A recent report states that “40% of the [103] $1 billion-plus companies considered diversity important in selecting outside counsel, 30% reported having had a dialogue with outside firms regarding diversity, and 16% had written diversity policies to which outside counsel were required to adhere.” Fulbright & Jaworski’s Second Annual Litigation Trends Survey at 21. (See my post of Sept. 4, 2005 on the unclear definition of “diversity.)

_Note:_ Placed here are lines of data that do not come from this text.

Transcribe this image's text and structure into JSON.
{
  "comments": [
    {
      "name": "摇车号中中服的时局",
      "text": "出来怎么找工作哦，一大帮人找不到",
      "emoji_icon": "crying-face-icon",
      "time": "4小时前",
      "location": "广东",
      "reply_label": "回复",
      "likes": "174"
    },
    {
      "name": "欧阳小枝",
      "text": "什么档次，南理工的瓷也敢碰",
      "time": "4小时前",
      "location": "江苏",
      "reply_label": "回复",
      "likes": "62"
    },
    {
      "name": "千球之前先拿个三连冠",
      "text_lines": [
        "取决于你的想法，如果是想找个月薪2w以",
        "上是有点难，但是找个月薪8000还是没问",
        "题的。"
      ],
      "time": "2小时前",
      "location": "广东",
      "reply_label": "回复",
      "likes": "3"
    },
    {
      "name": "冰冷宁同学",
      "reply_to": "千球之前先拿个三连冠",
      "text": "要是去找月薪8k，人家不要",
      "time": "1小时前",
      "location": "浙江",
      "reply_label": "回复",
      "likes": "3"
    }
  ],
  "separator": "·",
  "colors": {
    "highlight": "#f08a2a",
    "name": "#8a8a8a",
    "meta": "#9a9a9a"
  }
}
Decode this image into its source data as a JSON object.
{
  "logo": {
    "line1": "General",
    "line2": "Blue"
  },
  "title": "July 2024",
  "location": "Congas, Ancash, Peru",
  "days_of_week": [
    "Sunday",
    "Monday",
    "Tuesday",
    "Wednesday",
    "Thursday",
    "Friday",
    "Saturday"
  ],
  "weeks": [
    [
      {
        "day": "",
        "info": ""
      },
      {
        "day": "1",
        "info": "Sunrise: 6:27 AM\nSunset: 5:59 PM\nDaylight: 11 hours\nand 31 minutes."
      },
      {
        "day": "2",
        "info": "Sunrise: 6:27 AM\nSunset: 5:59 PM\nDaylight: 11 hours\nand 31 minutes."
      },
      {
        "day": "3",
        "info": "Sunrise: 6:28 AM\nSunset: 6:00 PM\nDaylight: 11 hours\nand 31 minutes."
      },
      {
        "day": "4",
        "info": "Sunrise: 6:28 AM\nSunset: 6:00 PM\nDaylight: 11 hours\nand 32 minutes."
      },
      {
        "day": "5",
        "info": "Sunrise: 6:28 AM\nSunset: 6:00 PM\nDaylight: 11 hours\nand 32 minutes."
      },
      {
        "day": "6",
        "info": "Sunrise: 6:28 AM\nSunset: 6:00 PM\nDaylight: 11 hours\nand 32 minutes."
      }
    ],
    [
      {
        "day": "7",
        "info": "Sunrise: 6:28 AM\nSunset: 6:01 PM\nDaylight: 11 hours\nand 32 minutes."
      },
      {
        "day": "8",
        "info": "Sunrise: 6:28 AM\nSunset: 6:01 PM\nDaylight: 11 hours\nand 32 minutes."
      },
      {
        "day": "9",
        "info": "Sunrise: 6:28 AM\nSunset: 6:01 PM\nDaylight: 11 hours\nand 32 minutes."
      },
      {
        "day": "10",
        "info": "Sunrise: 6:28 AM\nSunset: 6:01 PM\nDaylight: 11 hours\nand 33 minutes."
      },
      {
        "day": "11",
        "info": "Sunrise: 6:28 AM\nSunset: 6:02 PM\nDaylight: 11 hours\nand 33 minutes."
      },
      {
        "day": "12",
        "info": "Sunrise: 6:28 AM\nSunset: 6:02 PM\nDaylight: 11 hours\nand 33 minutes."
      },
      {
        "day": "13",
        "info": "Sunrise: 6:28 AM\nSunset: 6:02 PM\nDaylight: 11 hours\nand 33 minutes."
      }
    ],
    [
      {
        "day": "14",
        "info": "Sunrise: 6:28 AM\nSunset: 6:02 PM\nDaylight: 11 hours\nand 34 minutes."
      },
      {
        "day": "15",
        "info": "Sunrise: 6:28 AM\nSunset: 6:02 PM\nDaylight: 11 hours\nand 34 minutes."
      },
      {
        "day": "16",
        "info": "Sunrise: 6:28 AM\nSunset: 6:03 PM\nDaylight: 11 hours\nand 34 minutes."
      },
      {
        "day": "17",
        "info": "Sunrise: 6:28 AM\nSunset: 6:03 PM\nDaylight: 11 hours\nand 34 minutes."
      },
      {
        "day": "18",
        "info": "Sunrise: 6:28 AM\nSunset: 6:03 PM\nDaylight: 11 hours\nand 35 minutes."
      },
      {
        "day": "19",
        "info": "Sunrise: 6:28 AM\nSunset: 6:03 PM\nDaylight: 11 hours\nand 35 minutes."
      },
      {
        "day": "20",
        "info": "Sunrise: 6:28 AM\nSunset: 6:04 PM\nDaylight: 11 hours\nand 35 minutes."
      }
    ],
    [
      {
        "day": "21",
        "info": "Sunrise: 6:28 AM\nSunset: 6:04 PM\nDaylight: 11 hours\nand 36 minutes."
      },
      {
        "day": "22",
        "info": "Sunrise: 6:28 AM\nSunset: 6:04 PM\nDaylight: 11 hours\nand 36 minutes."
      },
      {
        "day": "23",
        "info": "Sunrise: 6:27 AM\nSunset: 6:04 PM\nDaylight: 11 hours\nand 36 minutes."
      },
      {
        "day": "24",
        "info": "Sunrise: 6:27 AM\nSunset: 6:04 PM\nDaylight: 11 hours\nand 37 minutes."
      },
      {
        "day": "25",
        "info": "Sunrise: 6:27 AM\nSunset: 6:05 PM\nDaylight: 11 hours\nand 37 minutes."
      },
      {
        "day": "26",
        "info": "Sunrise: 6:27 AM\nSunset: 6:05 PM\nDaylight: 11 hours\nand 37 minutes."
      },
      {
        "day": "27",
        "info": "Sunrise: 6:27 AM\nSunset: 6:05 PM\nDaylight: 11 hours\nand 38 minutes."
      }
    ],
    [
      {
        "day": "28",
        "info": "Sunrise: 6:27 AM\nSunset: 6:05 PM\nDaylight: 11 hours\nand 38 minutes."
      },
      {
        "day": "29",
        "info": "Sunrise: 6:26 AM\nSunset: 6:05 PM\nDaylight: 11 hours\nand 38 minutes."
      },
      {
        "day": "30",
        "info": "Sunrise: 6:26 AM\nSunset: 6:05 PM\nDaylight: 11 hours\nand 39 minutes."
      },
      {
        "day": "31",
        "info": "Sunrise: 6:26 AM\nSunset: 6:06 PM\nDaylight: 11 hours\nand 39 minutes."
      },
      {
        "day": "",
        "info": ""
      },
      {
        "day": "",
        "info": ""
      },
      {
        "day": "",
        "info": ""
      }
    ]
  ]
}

Doesn’t that mean that 60 percent of the largest companies disregard diversity when choosing counsel? Among US law departments, only 20 percent in that size category regard diversity as “very important” or “important” (Full report at 121). Further, how many factors are considered equally or more “important?” Doesn’t the question cry out what were the dialogues about that only one out of three big departments had with a firm (in the full report, the header says “dialogue with outside firm” during what time period)? And, what did the “written diversity policies” require of the firms? All these questions and underwhelming data, yet the report headlines “Diversity is Clearly a Growing Issue.”